Maternal and neonatal mortality rates remain high across the Millennium Cities and throughout much of the developing world. All the more reason why we’re excited about the second in a series of ultrasound trainings and screenings in Kumasi, Ghana, led by the London-based International Society of Ultrasound in Obstetrics and Gynecology (ISUOG), MCI’s partner, which works all over the world to further maternal and child health through the use of this life-saving technology.
My Work as a GSK Volunteer for MCI: Gathering Baseline Data on Maternal and Neonatal Health Services in Kisumu, Kenya
The following is a guest blog, authored by Mayuko Hashimoto, a GlaxoSmithKline PULSE volunteer from Tokyo, Japan, who is working with the Millennium Cities Initiative for six months in Kisumu, Kenya to further maternal and neonatal survival.
As a volunteer with GlaxoSmithKline, I’ll be in Kisumu for six months to support the Millennium Cities Initiative in its efforts to help the city become sustainable and improve its social services. My role here is to assess the existing capacity of neonatal and maternal health care services offered through health centres and the outreach efforts of community health workers.
With only five years left until the 2015 deadline to achieve the Millennium Development Goals (MDGs), United Nations Secretary-General Ban Ki-Moon has called on world leaders to attend a summit in New York on 20-22 September 2010 to accelerate progress towards the MDGs, aimed at slashing poverty, hunger, disease, maternal and child deaths and other ills. MDG 4 aims for a two-thirds reduction in the mortality of children under-five.
Saving Lives One Birth at a Time: Ghanaian Pediatricians Become Master Trainers in the AAP’s Helping Babies Breathe Curriculum
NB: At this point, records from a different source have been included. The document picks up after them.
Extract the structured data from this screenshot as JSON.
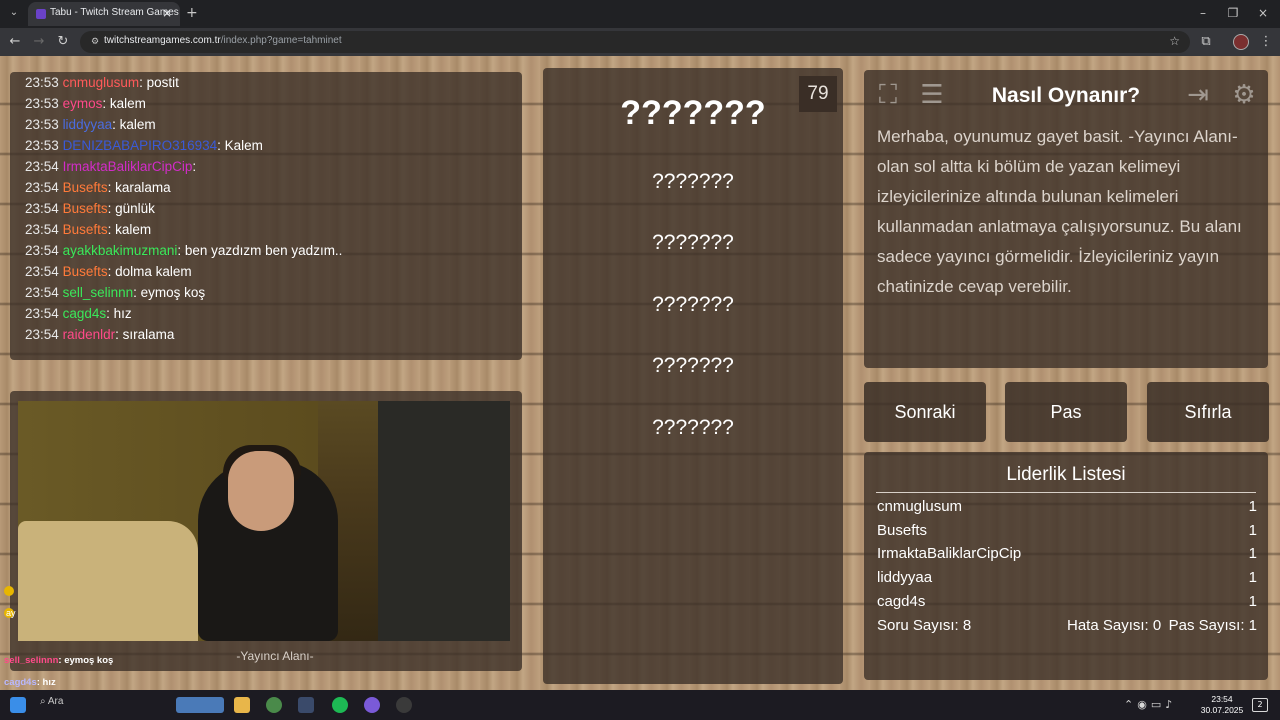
{
  "browser": {
    "tab_title": "Tabu - Twitch Stream Games",
    "url_host": "twitchstreamgames.com.tr",
    "url_path": "/index.php?game=tahminet"
  },
  "chat": {
    "messages": [
      {
        "time": "23:53",
        "user": "cnmuglusum",
        "color": "#ff5a5a",
        "text": ": postit"
      },
      {
        "time": "23:53",
        "user": "eymos",
        "color": "#ff4a8a",
        "text": ": kalem"
      },
      {
        "time": "23:53",
        "user": "liddyyaa",
        "color": "#4a6ce0",
        "text": ": kalem"
      },
      {
        "time": "23:53",
        "user": "DENIZBABAPIRO316934",
        "color": "#3a5ad8",
        "text": ": Kalem"
      },
      {
        "time": "23:54",
        "user": "IrmaktaBaliklarCipCip",
        "color": "#d22cc8",
        "text": ": "
      },
      {
        "time": "23:54",
        "user": "Busefts",
        "color": "#ff7a3a",
        "text": ": karalama"
      },
      {
        "time": "23:54",
        "user": "Busefts",
        "color": "#ff7a3a",
        "text": ": günlük"
      },
      {
        "time": "23:54",
        "user": "Busefts",
        "color": "#ff7a3a",
        "text": ": kalem"
      },
      {
        "time": "23:54",
        "user": "ayakkbakimuzmani",
        "color": "#3ae85a",
        "text": ": ben yazdızm ben yadzım.."
      },
      {
        "time": "23:54",
        "user": "Busefts",
        "color": "#ff7a3a",
        "text": ": dolma kalem"
      },
      {
        "time": "23:54",
        "user": "sell_selinnn",
        "color": "#3ae85a",
        "text": ": eymoş koş"
      },
      {
        "time": "23:54",
        "user": "cagd4s",
        "color": "#3ae85a",
        "text": ": hız"
      },
      {
        "time": "23:54",
        "user": "raidenldr",
        "color": "#ff4a8a",
        "text": ": sıralama"
      }
    ]
  },
  "cam": {
    "label": "-Yayıncı Alanı-"
  },
  "overlay": {
    "side_text": "ay",
    "rows": [
      {
        "user": "sell_selinnn",
        "color": "#ff4a8a",
        "text": ": eymoş koş"
      },
      {
        "user": "cagd4s",
        "color": "#b8b8ff",
        "text": ": hız"
      },
      {
        "user": "raidenldr",
        "color": "#ff4a8a",
        "text": ": sıralama"
      }
    ]
  },
  "words": {
    "timer": "79",
    "main": "???????",
    "taboo": [
      "???????",
      "???????",
      "???????",
      "???????",
      "???????"
    ]
  },
  "howto": {
    "title": "Nasıl Oynanır?",
    "text": "Merhaba, oyunumuz gayet basit. -Yayıncı Alanı- olan sol altta ki bölüm de yazan kelimeyi izleyicilerinize altında bulunan kelimeleri kullanmadan anlatmaya çalışıyorsunuz. Bu alanı sadece yayıncı görmelidir. İzleyicileriniz yayın chatinizde cevap verebilir.",
    "icons": [
      "expand-icon",
      "list-icon",
      "exit-icon",
      "gear-icon"
    ]
  },
  "actions": {
    "next": "Sonraki",
    "pass": "Pas",
    "reset": "Sıfırla"
  },
  "leaderboard": {
    "title": "Liderlik Listesi",
    "rows": [
      {
        "name": "cnmuglusum",
        "score": "1"
      },
      {
        "name": "Busefts",
        "score": "1"
      },
      {
        "name": "IrmaktaBaliklarCipCip",
        "score": "1"
      },
      {
        "name": "liddyyaa",
        "score": "1"
      },
      {
        "name": "cagd4s",
        "score": "1"
      }
    ],
    "questions": "Soru Sayısı: 8",
    "errors": "Hata Sayısı: 0",
    "passes": "Pas Sayısı: 1"
  },
  "taskbar": {
    "search": "Ara",
    "time": "23:54",
    "date": "30.07.2025",
    "notifications": "2"
  }
}
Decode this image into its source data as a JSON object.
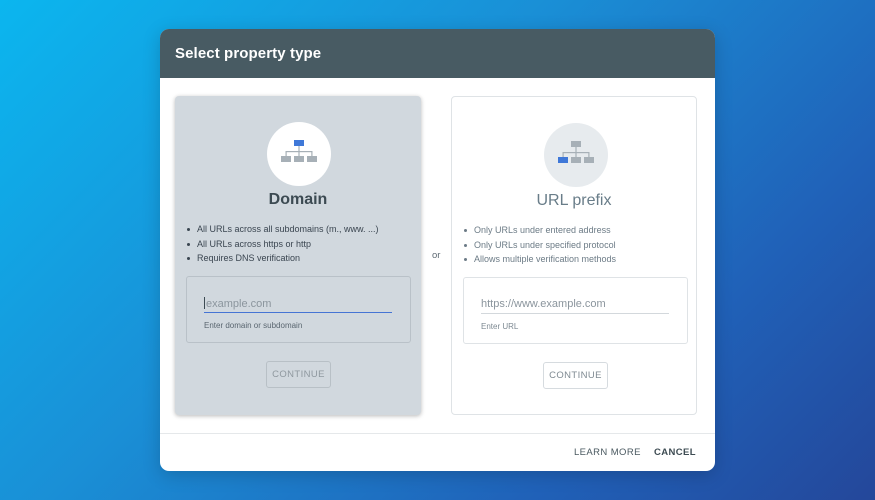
{
  "dialog": {
    "title": "Select property type",
    "separator": "or",
    "footer": {
      "learn_more_label": "LEARN MORE",
      "cancel_label": "CANCEL"
    }
  },
  "domain_card": {
    "title": "Domain",
    "icon": "sitemap-icon",
    "bullets": [
      "All URLs across all subdomains (m., www. ...)",
      "All URLs across https or http",
      "Requires DNS verification"
    ],
    "input": {
      "value": "",
      "placeholder": "example.com",
      "helper": "Enter domain or subdomain"
    },
    "continue_label": "CONTINUE"
  },
  "url_card": {
    "title": "URL prefix",
    "icon": "sitemap-icon",
    "bullets": [
      "Only URLs under entered address",
      "Only URLs under specified protocol",
      "Allows multiple verification methods"
    ],
    "input": {
      "value": "",
      "placeholder": "https://www.example.com",
      "helper": "Enter URL"
    },
    "continue_label": "CONTINUE"
  },
  "colors": {
    "header_bg": "#485b63",
    "accent_blue": "#4574d4",
    "selected_card_bg": "#d1d8de"
  }
}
Every year, 10 million babies require help to breathe immediately after birth. Stimulating breathing by drying and rubbing the newborn and suctioning the baby’s mouth may be all that is needed to save a life. Although such life-saving care is readily available in the United States, in many poorer countries, it may be a distant reality [...]